At times I have painted winter scenes, viewed warmly inside from windows. Other times I’ve donned coat, hat, and scarf, and found some sheltered spot outdoors, painting in the weather for as long as I could take the nearly freezing temperatures, to capture the scene before me. Feeling the snow, not merely observing it, helps the scene appear most accurately on paper or canvas.
Though it is February, this year my new work is not realistic winter scenes. Yet, somehow, it reflects winter’s thoughtful solemnity. I am curiously enthusiastic about where these fresh paintings will take me, what they will reveal, what they have to say. Though started in recent weeks, they will not be finished for many months. It will take many layers and mediums to complete these large pieces (and oil paint must dry for nearly a year). Though there is not a speck of snow or frosted pine to be seen in these works, they are becoming a winter gift. Abstract, and with words, they express winter without what the senses see or feel. I eagerly watch where they want to go, how they will express what they tell me.
Though excited about this new winter work, I do still appreciate my older paintings of snow-clad trees seen from a kitchen window, or frosty outdoor scenes that I managed to capture with frigid fingers one brave day. They capture the season.
What winter solitude gives me now is seasonless. It provides the perfect atmosphere in which to work spiritually. Deeper meaning than mere subject matter takes hold. Dictates of form drop away in favor of soul-directed expression. Ideas about life and being are born to thought and find their way to canvas. They go beyond appearances, beyond the senses. Lines and shapes convey more than sight suggests. Coupled with words and the movement of marks and hues, dark and light, deep meaning shines through. And if I work at it diligently, listening always, then the work is born with self-less purpose and beauty. One day when one of these new pieces is finished, I’ll share it with you.
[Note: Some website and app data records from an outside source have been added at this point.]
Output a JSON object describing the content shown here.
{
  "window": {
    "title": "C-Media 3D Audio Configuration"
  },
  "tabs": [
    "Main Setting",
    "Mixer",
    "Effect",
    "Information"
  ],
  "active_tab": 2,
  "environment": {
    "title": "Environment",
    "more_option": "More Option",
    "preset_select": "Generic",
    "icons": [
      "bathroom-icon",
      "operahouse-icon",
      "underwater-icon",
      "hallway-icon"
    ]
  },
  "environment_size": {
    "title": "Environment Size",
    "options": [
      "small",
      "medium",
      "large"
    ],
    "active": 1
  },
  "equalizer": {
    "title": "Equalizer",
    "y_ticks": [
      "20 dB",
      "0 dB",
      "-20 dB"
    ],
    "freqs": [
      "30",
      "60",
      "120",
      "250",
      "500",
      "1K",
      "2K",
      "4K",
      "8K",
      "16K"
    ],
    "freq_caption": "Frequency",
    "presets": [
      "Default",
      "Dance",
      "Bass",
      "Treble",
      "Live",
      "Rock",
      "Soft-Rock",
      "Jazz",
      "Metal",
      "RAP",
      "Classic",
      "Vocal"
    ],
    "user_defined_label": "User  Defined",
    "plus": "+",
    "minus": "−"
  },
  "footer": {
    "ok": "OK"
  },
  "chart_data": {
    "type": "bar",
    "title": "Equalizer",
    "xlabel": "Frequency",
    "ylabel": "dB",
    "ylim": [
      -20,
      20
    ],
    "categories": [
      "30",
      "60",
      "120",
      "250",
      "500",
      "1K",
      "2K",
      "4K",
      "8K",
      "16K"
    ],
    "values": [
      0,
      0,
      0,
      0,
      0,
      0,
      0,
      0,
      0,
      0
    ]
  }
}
Artwork: Snow Day, framed watercolor, approx. 30″ x 26″. I no longer have this piece; it was painted about a dozen years ago from my kitchen window and sold from my gallery, Shawnee Falls Studio, Gallery & Guesthouse.